"What's in the box?"
"Pain." He felt increased tingling in his hand, pressed his lips tightly together. How could this be a test? he wondered. The tingling became an itch... The itch became the faintest burning... It mounted slowly: heat upon heat upon heat... . The burning! The burning! He thought he could feel skin curling black on that agonized hand, the flesh crisping and dropping away until only charred bones remained.
This excerpt from Dune exactly describes the feeling of getting a tattoo burned into skin using a laser cutter; however, this is just the feeling. When sight, smell, and sound are added, the process turns out to be quite an experience.
The sound by itself (meaning no body parts in the cutter), is probably the easiest thing to deal with. It is just the normal whine of gears, belts and cooling fans. When that sound is mixed in with the sensation of burning flesh, it turns the laser cutter from a simple machine shop tool to a futuristic torture device.
The sight is not too bad, just a light tracing its way back and fourth across the body. As long as you don't think about the fact that the small wisp of smoke trailing the light, is actually vaporized skin, everything will be fine.
The smell is bad. It does not travel far, but when you catch a whiff of the burnt flesh stench, it is quite nauseating. The thought that you have just inhaled some of those vaporized skin flakes, and they have settled on the bottom of your lungs, is the worst.
I am leaving a disclaimer out of this, because any person with access to a laser cutter who is dumb enough to try this, deserves what they get.
Step 1: Ingredients
1. Laser Cutter
2. High Tolerance for Pain
Step 2: Circumvent the Safety
Our Epilog has a safety feature that will turn off the laser whenever the lid is opened. The lid contains magnets that activate a hall effect sensor inside the machine. To get around this, I taped a magnetic rubix cube die over the sensor.

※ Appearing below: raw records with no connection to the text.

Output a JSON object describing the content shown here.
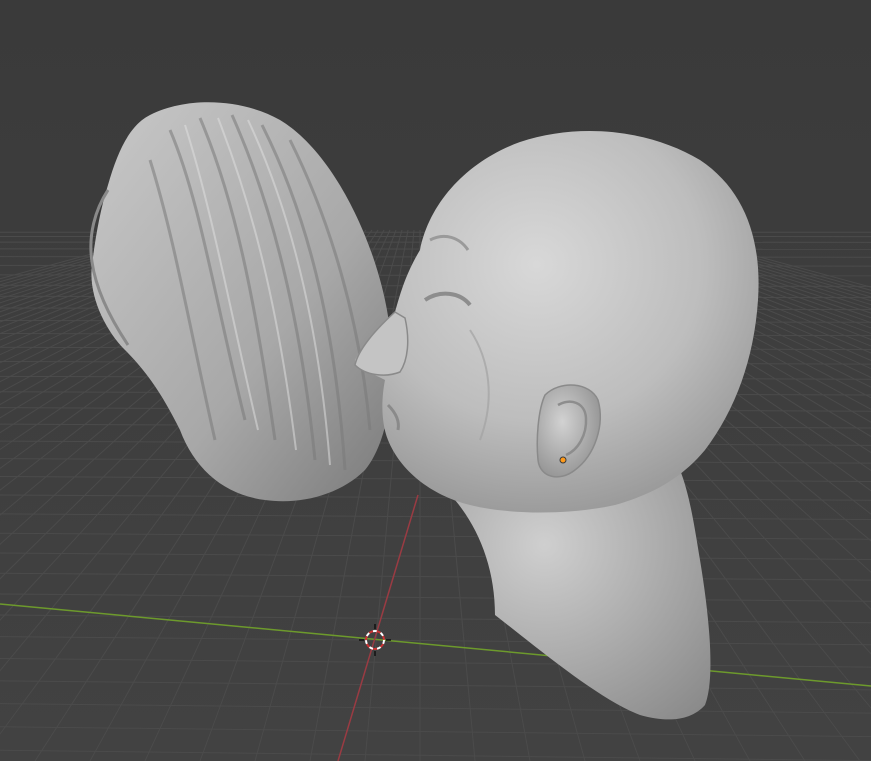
{
  "viewport": {
    "colors": {
      "background_top": "#3a3a3a",
      "background_bottom": "#414141",
      "grid_line": "#4a4a4a",
      "x_axis": "#9a3b43",
      "y_axis": "#6d9a2c",
      "mesh_base": "#b9b9b9",
      "mesh_highlight": "#d6d6d6",
      "mesh_shadow": "#6a6a6a",
      "origin_dot": "#ff9a1a",
      "cursor_red": "#cc3333",
      "cursor_white": "#ffffff"
    },
    "objects": [
      {
        "name": "hair-mesh-icon",
        "label": ""
      },
      {
        "name": "head-mesh-icon",
        "label": ""
      }
    ]
  }
}
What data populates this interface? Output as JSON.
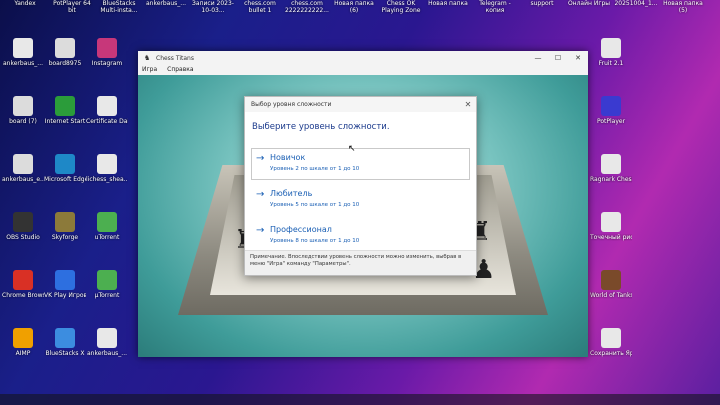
{
  "desktop": {
    "top_labels": [
      "Yandex",
      "PotPlayer 64 bit",
      "BlueStacks Multi-insta...",
      "ankerbaus_...",
      "Записи 2023- 10-03...",
      "chess.com bullet 1",
      "chess.com 2222222222...",
      "Новая папка (6)",
      "Chess OK Playing Zone",
      "Новая папка",
      "Telegram - копия",
      "support",
      "Онлайн Игры",
      "20251004_1...",
      "Новая папка (5)"
    ],
    "left_icons": [
      {
        "label": "ankerbaus_...",
        "color": "#e8e8e8"
      },
      {
        "label": "board8975",
        "color": "#dcdcdc"
      },
      {
        "label": "Instagram",
        "color": "#c7377a"
      },
      {
        "label": "board (7)",
        "color": "#dcdcdc"
      },
      {
        "label": "Internet Start",
        "color": "#2b9c3a"
      },
      {
        "label": "Certificate Daily Ch...",
        "color": "#e8e8e8"
      },
      {
        "label": "ankerbaus_e...",
        "color": "#dcdcdc"
      },
      {
        "label": "Microsoft Edge – ...",
        "color": "#1e88c7"
      },
      {
        "label": "lichess_shea...",
        "color": "#e8e8e8"
      },
      {
        "label": "OBS Studio",
        "color": "#333"
      },
      {
        "label": "Skyforge",
        "color": "#8c7a3a"
      },
      {
        "label": "uTorrent",
        "color": "#4caf50"
      },
      {
        "label": "Chrome Browser",
        "color": "#d93025"
      },
      {
        "label": "VK Play Игровой...",
        "color": "#2d6fe0"
      },
      {
        "label": "µTorrent",
        "color": "#4caf50"
      },
      {
        "label": "AIMP",
        "color": "#f0a000"
      },
      {
        "label": "BlueStacks X",
        "color": "#3c8de0"
      },
      {
        "label": "ankerbaus_...",
        "color": "#e8e8e8"
      }
    ],
    "right_icons": [
      {
        "label": "Fruit 2.1",
        "color": "#e8e8e8"
      },
      {
        "label": "PotPlayer",
        "color": "#3a3ad0"
      },
      {
        "label": "Ragnark Chess",
        "color": "#e8e8e8"
      },
      {
        "label": "Точечный рисунок",
        "color": "#e8e8e8"
      },
      {
        "label": "World of Tanks RU",
        "color": "#7a4a2a"
      },
      {
        "label": "Сохранить Ярлык",
        "color": "#e8e8e8"
      }
    ]
  },
  "window": {
    "title": "Chess Titans",
    "menu": [
      "Игра",
      "Справка"
    ],
    "controls": {
      "minimize": "—",
      "maximize": "☐",
      "close": "✕"
    }
  },
  "dialog": {
    "title": "Выбор уровня сложности",
    "heading": "Выберите уровень сложности.",
    "options": [
      {
        "name": "Новичок",
        "desc": "Уровень 2 по шкале от 1 до 10",
        "selected": true
      },
      {
        "name": "Любитель",
        "desc": "Уровень 5 по шкале от 1 до 10",
        "selected": false
      },
      {
        "name": "Профессионал",
        "desc": "Уровень 8 по шкале от 1 до 10",
        "selected": false
      }
    ],
    "note": "Примечание. Впоследствии уровень сложности можно изменить, выбрав в меню \"Игра\" команду \"Параметры\"."
  },
  "colors": {
    "accent": "#1a5fb4",
    "heading": "#1b3a8c"
  }
}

Step 3: Find Your Pain Tolerance
Test your pain tolerance using different settings on the laser cutter.
The jolly roger wingdings tattoo below was done using the highest power setting, and around 70% speed. While the pain was tolerable, it burned so deep that after a gentle rubbing the skin completely peeled off.
The final settings I used were 90% power and 90% speed.
Strong enough to burn, but quick, so that it does not penetrate deep enough for the skin to instantly peel away afterward.
Step 4: Get Etching!
Choose your design.
Keep in mind that simple outline designs (like the robot and smiley faces) will hurt much less than the solid designs (pacman and space invader). If you can not tolerate the pain, choose a simple line drawing design.
After choosing your design, lay out some painters tape on the bed of the machine, and etch it. This will give you the exact location of the etch, and give you the opportunity to position your body part (hand, arm, foot, etc.) correctly. It will also let you know the duration of the etch, and how long you can expect to endure the pain.
Place your body part in the machine and set the focal point to the skin height. Lasers need a pretty exact focus, so you probably have a window of about +/- one centimeter. Outside of this range and the laser will not be intense enough to burn the skin.
Show off your cool burnt skin tattoos to random people and watch them recoil in horror and disgust.
Step 5: Soothe That Burning Sensation...
... with a bit of aloe.
I noticed that creams, lotions, or aloe help soothe the burn, but kill the contrast.
Make your choice.
Step 6: Safety!
I have a failed space invader attempt on my left arm.
I stoopidly forgot that the laser beam was completely exposed on the left side before it hit the final mirror.
Shortly after the space invader etch started, I noticed a lot of smoke. This smoke was not coming from the etch, but from the left side of the cutter, where the upper part of my left arm was resting. When I looked over, I saw that my shirt was smoldering.
I was so focused on keeping my forearm in place (as to not ruin the tattoo), I did not notice that the laser was no longer etching it, but rather cutting a gash into my upper left arm.
Needless to say, I only etched my right arm from that point on.